Speakers address importance of a college education
Latino professionals from the Blair community spoke to Latino students today about the importance of obtaining a college education and making a difference in the community in Blair's first Latino Motivational Conference.
The Conference, which was organized by the Guidance Department, Foreign Language Department and Blair Spanish teacher Cindy Villavicencio, featured 15 Latino speakers in three categories: "The value of education and Latino Participation," "The College experience and local organizations," and "The Latino Professional."
Villavicencio opened the Conference with an appeal to Latino students to recognize their potential. "You are the future," Villavicencio said to the students. "You need to know how to empower yourself and demand respect."
The Conference was held in two sessions, one during second period for sophomores, and one during fourth period for juniors.

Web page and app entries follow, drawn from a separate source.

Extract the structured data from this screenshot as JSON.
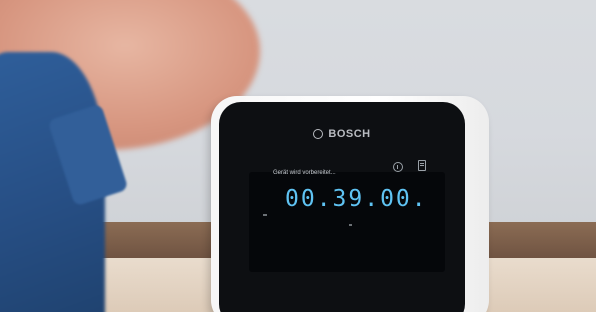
{
  "device": {
    "brand": "BOSCH",
    "screen": {
      "status_text": "Gerät wird vorbereitet...",
      "timer": "00.39.00."
    }
  },
  "icons": {
    "brand": "bosch-logo-icon",
    "info": "info-icon",
    "document": "document-icon"
  },
  "colors": {
    "timer": "#5fc3f3",
    "device_face": "#0d0f12",
    "shirt": "#2a5690"
  }
}
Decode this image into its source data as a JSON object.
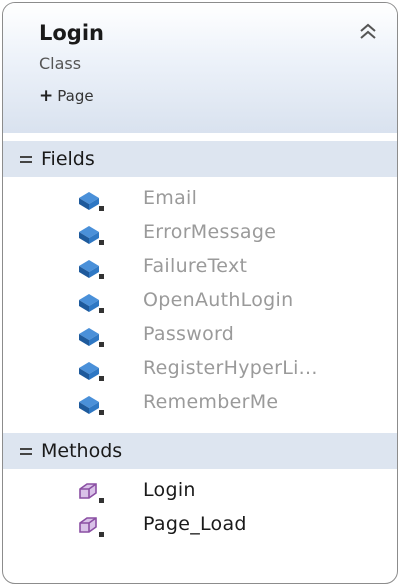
{
  "class_shape": {
    "title": "Login",
    "stereotype": "Class",
    "inherits_label": "Page",
    "collapse_icon": "double-chevron-up-icon"
  },
  "fields_section": {
    "label": "Fields",
    "items": [
      "Email",
      "ErrorMessage",
      "FailureText",
      "OpenAuthLogin",
      "Password",
      "RegisterHyperLi...",
      "RememberMe"
    ]
  },
  "methods_section": {
    "label": "Methods",
    "items": [
      "Login",
      "Page_Load"
    ]
  },
  "colors": {
    "header_gradient_bottom": "#d9e2ef",
    "section_band": "#dde5f0",
    "field_icon": "#1e6fb5",
    "method_icon": "#8a4fa3",
    "field_text": "#9a9a9a"
  }
}
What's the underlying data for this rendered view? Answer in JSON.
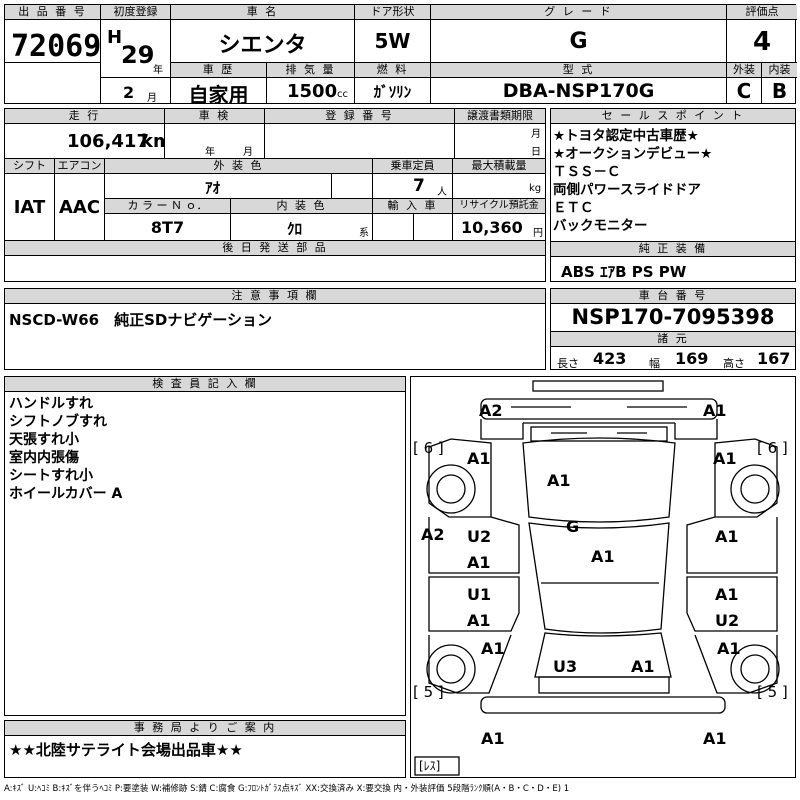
{
  "header": {
    "lot_label": "出 品 番 号",
    "lot_no": "72069",
    "first_reg_label": "初度登録",
    "era": "H",
    "year": "29",
    "year_unit": "年",
    "month": "2",
    "month_unit": "月",
    "name_label": "車 名",
    "car_name": "シエンタ",
    "door_label": "ドア形状",
    "door": "5W",
    "grade_label": "グ レ ー ド",
    "grade": "G",
    "score_label": "評価点",
    "score": "4",
    "history_label": "車 歴",
    "history": "自家用",
    "disp_label": "排 気 量",
    "disp": "1500",
    "disp_unit": "cc",
    "fuel_label": "燃 料",
    "fuel": "ｶﾞｿﾘﾝ",
    "model_label": "型 式",
    "model": "DBA-NSP170G",
    "ext_label": "外装",
    "int_label": "内装",
    "ext_grade": "C",
    "int_grade": "B"
  },
  "row2": {
    "mileage_label": "走 行",
    "mileage": "106,417",
    "mileage_unit": "km",
    "inspection_label": "車 検",
    "insp_year_unit": "年",
    "insp_month_unit": "月",
    "plate_label": "登 録 番 号",
    "transfer_label": "譲渡書類期限",
    "transfer_month_unit": "月",
    "transfer_day_unit": "日",
    "shift_label": "シフト",
    "shift": "IAT",
    "ac_label": "エアコン",
    "ac": "AAC",
    "color_label": "外 装 色",
    "color": "ｱｵ",
    "capacity_label": "乗車定員",
    "capacity": "7",
    "capacity_unit": "人",
    "load_label": "最大積載量",
    "load_unit": "kg",
    "color_no_label": "カ ラ ー Ｎ ｏ．",
    "color_no": "8T7",
    "int_color_label": "内 装 色",
    "int_color": "ｸﾛ",
    "int_color_unit": "系",
    "import_label": "輸 入 車",
    "recycle_label": "リサイクル預託金",
    "recycle": "10,360",
    "recycle_unit": "円",
    "later_label": "後 日 発 送 部 品"
  },
  "sales": {
    "label": "セ ー ル ス ポ イ ン ト",
    "points": [
      "★トヨタ認定中古車歴★",
      "★オークションデビュー★",
      "ＴＳＳ－Ｃ",
      "両側パワースライドドア",
      "ＥＴＣ",
      "バックモニター"
    ],
    "equip_label": "純 正 装 備",
    "equip": "ABS ｴｱB PS PW"
  },
  "notes": {
    "label": "注 意 事 項 欄",
    "text": "NSCD-W66　純正SDナビゲーション"
  },
  "chassis": {
    "label": "車 台 番 号",
    "number": "NSP170-7095398",
    "dims_label": "諸 元",
    "length_label": "長さ",
    "length": "423",
    "width_label": "幅",
    "width": "169",
    "height_label": "高さ",
    "height": "167"
  },
  "inspector": {
    "label": "検 査 員 記 入 欄",
    "items": [
      "ハンドルすれ",
      "シフトノブすれ",
      "天張すれ小",
      "室内内張傷",
      "シートすれ小",
      "ホイールカバー A"
    ]
  },
  "office": {
    "label": "事 務 局 よ り ご 案 内",
    "text": "★★北陸サテライト会場出品車★★"
  },
  "diagram": {
    "marks": [
      "A2",
      "A1",
      "A1",
      "A1",
      "A1",
      "A2",
      "U2",
      "A1",
      "G",
      "A1",
      "A1",
      "U1",
      "A1",
      "A1",
      "U2",
      "A1",
      "A1",
      "U3",
      "A1",
      "A1",
      "A1"
    ],
    "tires": [
      "[ 6 ]",
      "[ 6 ]",
      "[ 5 ]",
      "[ 5 ]"
    ],
    "spare": "[ﾚｽ]"
  },
  "legend": "A:ｷｽﾞ U:ﾍｺﾐ B:ｷｽﾞを伴うﾍｺﾐ P:要塗装 W:補修跡 S:錆 C:腐食 G:ﾌﾛﾝﾄｶﾞﾗｽ点ｷｽﾞ XX:交換済み X:要交換 内・外装評価 5段階ﾗﾝｸ順(A・B・C・D・E) 1"
}
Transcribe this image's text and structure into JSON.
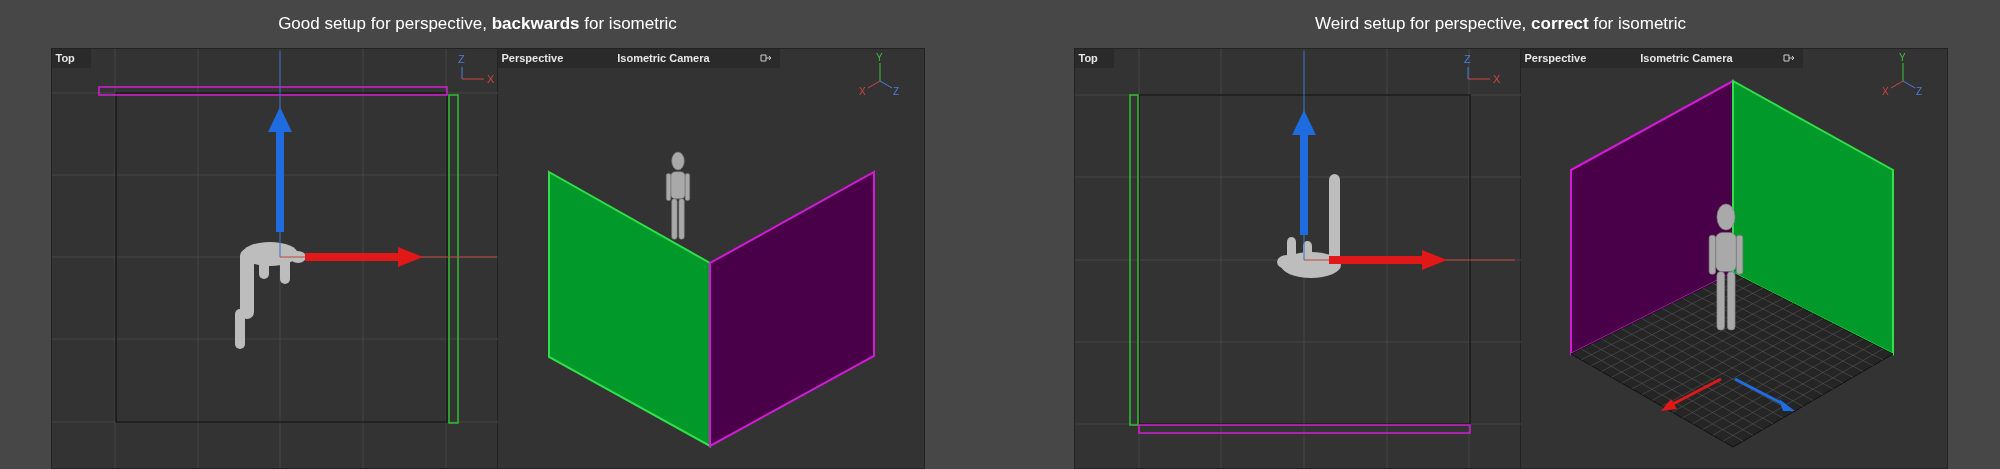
{
  "panels": [
    {
      "caption": "Good setup for perspective, **backwards** for isometric",
      "kind": "backwards",
      "top_view": {
        "label": "Top",
        "axes": [
          "Z",
          "X"
        ]
      },
      "perspective_view": {
        "label": "Perspective",
        "camera": "Isometric Camera",
        "axes": [
          "Y",
          "X",
          "Z"
        ]
      }
    },
    {
      "caption": "Weird setup for perspective, **correct** for isometric",
      "kind": "correct",
      "top_view": {
        "label": "Top",
        "axes": [
          "Z",
          "X"
        ]
      },
      "perspective_view": {
        "label": "Perspective",
        "camera": "Isometric Camera",
        "axes": [
          "Y",
          "X",
          "Z"
        ]
      }
    }
  ]
}
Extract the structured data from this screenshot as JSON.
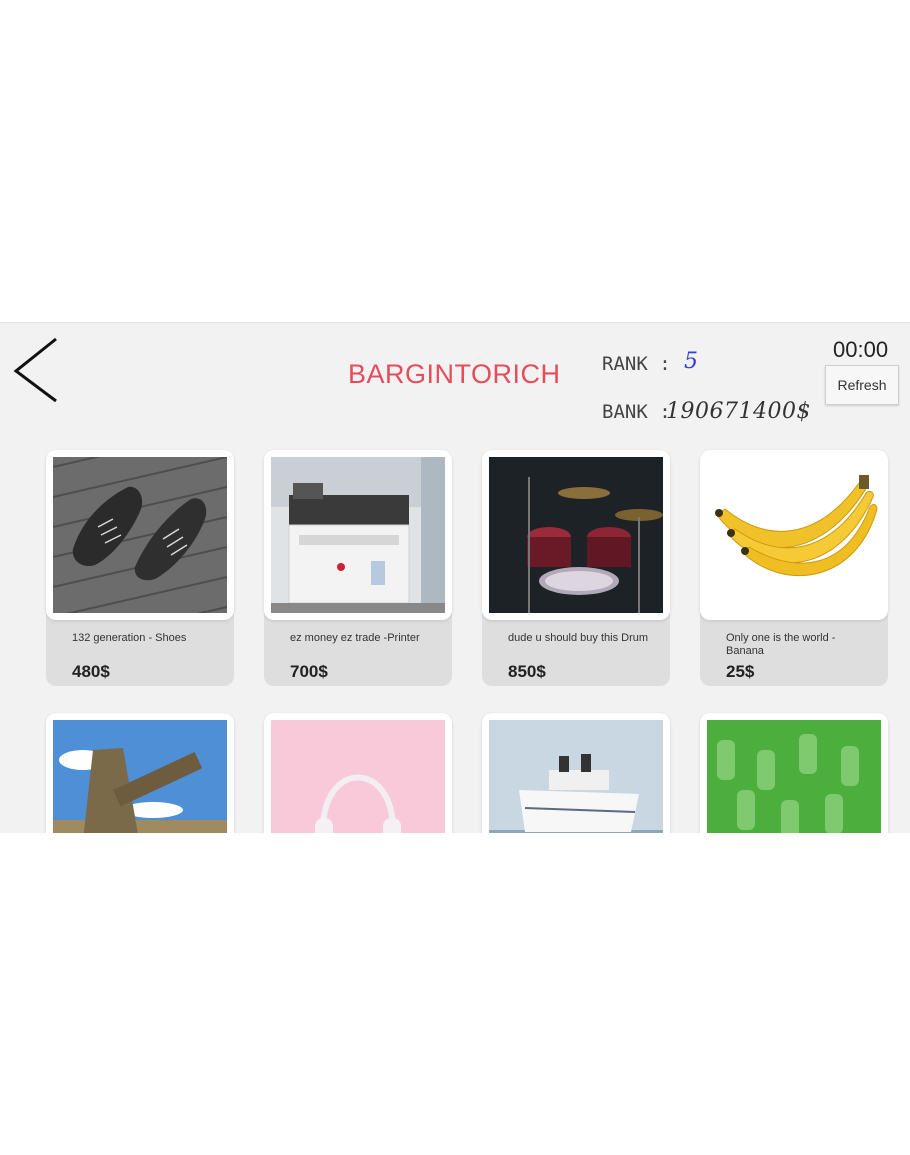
{
  "header": {
    "title": "BARGINTORICH",
    "rank_label": "RANK :",
    "rank_value": "5",
    "bank_label": "BANK :",
    "bank_value": "190671400$",
    "timer": "00:00",
    "refresh_label": "Refresh"
  },
  "colors": {
    "title": "#e44d5b",
    "rank_value": "#2f3fd6",
    "background": "#f2f2f2",
    "card": "#dedede"
  },
  "products": [
    {
      "name": "132 generation - Shoes",
      "price": "480$",
      "image": "shoes-image"
    },
    {
      "name": "ez money ez trade -Printer",
      "price": "700$",
      "image": "printer-image"
    },
    {
      "name": "dude u should buy this Drum",
      "price": "850$",
      "image": "drum-image"
    },
    {
      "name": "Only one is the world - Banana",
      "price": "25$",
      "image": "banana-image"
    },
    {
      "name": "",
      "price": "",
      "image": "cannon-image"
    },
    {
      "name": "",
      "price": "",
      "image": "headphones-image"
    },
    {
      "name": "",
      "price": "",
      "image": "cruise-ship-image"
    },
    {
      "name": "",
      "price": "",
      "image": "toy-soldiers-image"
    }
  ]
}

All Latino students were invited.
Raùl González, from the national Council of La Raza, a civil rights organizations for Latinos, presented several sets of statistics that illustrated the reason for the conference. According to González, while 94% of whites and 87% of blacks in America complete high school, only 65% of Latinos do so.
González also discussed the gap in college completion statistics – 28% for whites but only11% for Latinos – and the difference in average lifetime earnings that a college education can make.
Most of the addresses were made in English, although Emilio Perche Rivas, from the Spanish Speaking Community of Maryland, Inc, gave an impassioned speech in Spanish.
Annie Minguez, who works at the Department of Labor, appealed to students to seize the educational opportunity before them. "Hurry up, finish high school, go to college… put your foot in the door," said Minguez.
Minguez noted that it would not be easy to achieve this education. "I worked to get where I am," Minguez said.
Miriam Georgina Cabezas, a recent graduate from the University of Maryland, acknowledged the objections that Latino high school students often raise about college: that it is difficult to get in, that no one believes in them, that it is too expensive. However, Cabezas scorned these as "just excuses," exhorting students to find the resources they need. "There's money out there, you just need to find it," Cabezas said.
Chris Pineda, from the Congerssional Caucus Hispanic Coalition for Community Scholars, echoed Cabezas. "Seek out the resources that are available to you," Pineda said.
Villavicencio organized the Conference in order to get information to students who she thought might not otherwise get it and as an example to them. Said Villavicencio, "I felt that a lot of these kids aren't self-motivated enough to get the information on their own…. If [the speakers] can succeed, so can these kids."
Esteban Morales, Program Coordinator for the Hispanic Association of Colleges and Universities, said that with a college degree, Latinos could easily find jobs. Latinos are, said Morales, "a hot commodity."
Minguez also noted the importance of helping one's community. "You don't make a difference if you don't apply your degree," she said.
Morales said that the idea of the Conference appealed to his memories of his own education. "I remember myself getting the same input [as these students]," said Morales. "It impacted me a lot."
Minguez agreed to speak at the Conference because she wanted to make a difference for the future. "I thought it was a good opportunity to speak to the leaders of tomorrow," Minguez said.
Morales' advice to Latino students is to stand out. "Don't be ordinary, be extraordinary," he said. "Ordinary people come and go; extraordinary people last in the mind."
This is the first year that the Conference has been formally organized. Villavicencio "held it informally" last year. She hopes to make it an annual event, "if [the Administration] allow[s] me to; if it's a success," Villavicencio said.
Joe Howley. Joe Howley is a senior at Blair in the Communication Arts Program. He is Editor-in-Chief of the Online division of Chips and shares the Graphics Editorship with the infamous Brandon Proia. He is resigned to being a hopeless computer "geek," and is already an object … More »